The final rules include a fourth element to make sure that the Program keeps pace as criminals get more creative. The regulation requires that a financial institution or creditor have in place “policies and procedures to ensure the Program (including the Red Flags determined to be relevant) is updated periodically to reflect changes in risks to customers and to the safety and soundness of the financial institution or creditor from identity theft.”
In this requirement are several key words that elaborate on its intent. First, the terms “policies” and “procedures” means that you need to have a documented method for monitoring, assessing, and adopting additional measures to detect, prevent and mitigate new ways of committing identity theft as they are discovered.
Second, the term “ensure” emphasizes the importance of making sure that this requirement is not treated lightly. Key criteria that should be included in your program include (1) Where you access your identity theft trend data, (2) Who will be designated to track and record this information, (3) What process will you take to assess and adopt new measures into your program.
Third, the term “periodically” may be interpreted as more than once a year. Otherwise, the Committee would have used the word annually.
How Must the Plan Be Administered?
Each financial institution or creditor must provide for the proper administration of their Program and must meet the following requirements:
1. Adoption of the Initial Plan by the Board. Each financial institution or creditor must obtain initial approval of the Identity Theft Prevention Plan by its board of directors or committee of the board, or if there is no board, then by a designated Senior Manager.
2. Assign Specific Responsibility for the Program. The regulation specifically states that you should involve the board of directors, an appropriate committee thereof, or a designated employee at the level of senior management in the oversight, development, implementation and administration of the program.
3. Reporting to the Board or Senior Manager. At least annually, the person or committee responsible for the Program must provide a report to the board of directors or senior manager that does the following:
- Shows the effectiveness of the Program for covered accounts
- Explains “significant events” involving identity theft and management’s response to the incidents
- Provides recommendations for material changes to the Program due to evolving risks and methods of identity theft
Am I Responsible for My Service Providers?
In a word, “yes”. Whenever a service provider is performing an activity in connection with a covered account it is your responsibility to make sure that the provider (a) has an Identity Theft Prevention Plan, and (b) is following the Identity Theft Prevention Plan. The same requirement to detect, prevent and mitigate identity theft as it pertains to covered accounts is extended to any service provider who is engaged to perform an activity in connection with the covered accounts. In order to compliant with this provision there are two options:

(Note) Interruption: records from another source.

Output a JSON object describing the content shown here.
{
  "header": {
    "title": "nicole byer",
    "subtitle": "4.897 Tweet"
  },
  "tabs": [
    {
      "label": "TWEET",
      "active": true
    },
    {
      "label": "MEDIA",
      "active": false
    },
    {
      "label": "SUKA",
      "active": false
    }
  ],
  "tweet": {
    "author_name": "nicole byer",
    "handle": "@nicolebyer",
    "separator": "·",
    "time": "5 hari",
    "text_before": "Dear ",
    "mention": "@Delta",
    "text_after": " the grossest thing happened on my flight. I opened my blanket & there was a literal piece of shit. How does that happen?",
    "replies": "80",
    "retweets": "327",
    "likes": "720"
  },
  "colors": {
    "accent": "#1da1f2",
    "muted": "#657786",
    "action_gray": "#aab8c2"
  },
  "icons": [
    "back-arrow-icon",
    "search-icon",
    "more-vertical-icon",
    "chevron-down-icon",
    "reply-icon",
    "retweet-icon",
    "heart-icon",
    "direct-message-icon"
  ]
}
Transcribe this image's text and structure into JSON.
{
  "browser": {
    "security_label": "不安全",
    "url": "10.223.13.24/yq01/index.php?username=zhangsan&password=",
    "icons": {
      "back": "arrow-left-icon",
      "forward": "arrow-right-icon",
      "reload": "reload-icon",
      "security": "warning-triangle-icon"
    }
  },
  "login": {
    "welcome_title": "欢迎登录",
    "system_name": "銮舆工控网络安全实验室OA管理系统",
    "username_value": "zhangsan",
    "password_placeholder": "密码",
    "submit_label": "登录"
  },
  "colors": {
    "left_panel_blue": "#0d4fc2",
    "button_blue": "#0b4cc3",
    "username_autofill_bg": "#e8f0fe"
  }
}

The financial institution or creditor could require the service provider to have a Red Flag Program of its own and report to the financial institution or creditor on the effectiveness of the program, etc.
The financial institution or creditor could require the service provider to respond to its Red Flags appropriate to prevent and mitigate the risk of identity theft.
What about Training of Staff?
The proposed rules required each financial institution or creditor to train staff to implement its program. Consumer groups wanted the final rules to be more detailed, calling for specific oversight and audit of the covered entity’s training efforts. On the other side, financial institutions felt that they had already met the burden of training through their fraud prevention efforts.
The final rules provide that a covered entity must train staff, as necessary, to effectively implement the program. While there is no corresponding section, the Agencies stressed the importance of this requirement by stating that they continue to believe that proper training will enable the staff to address the risk of identity theft.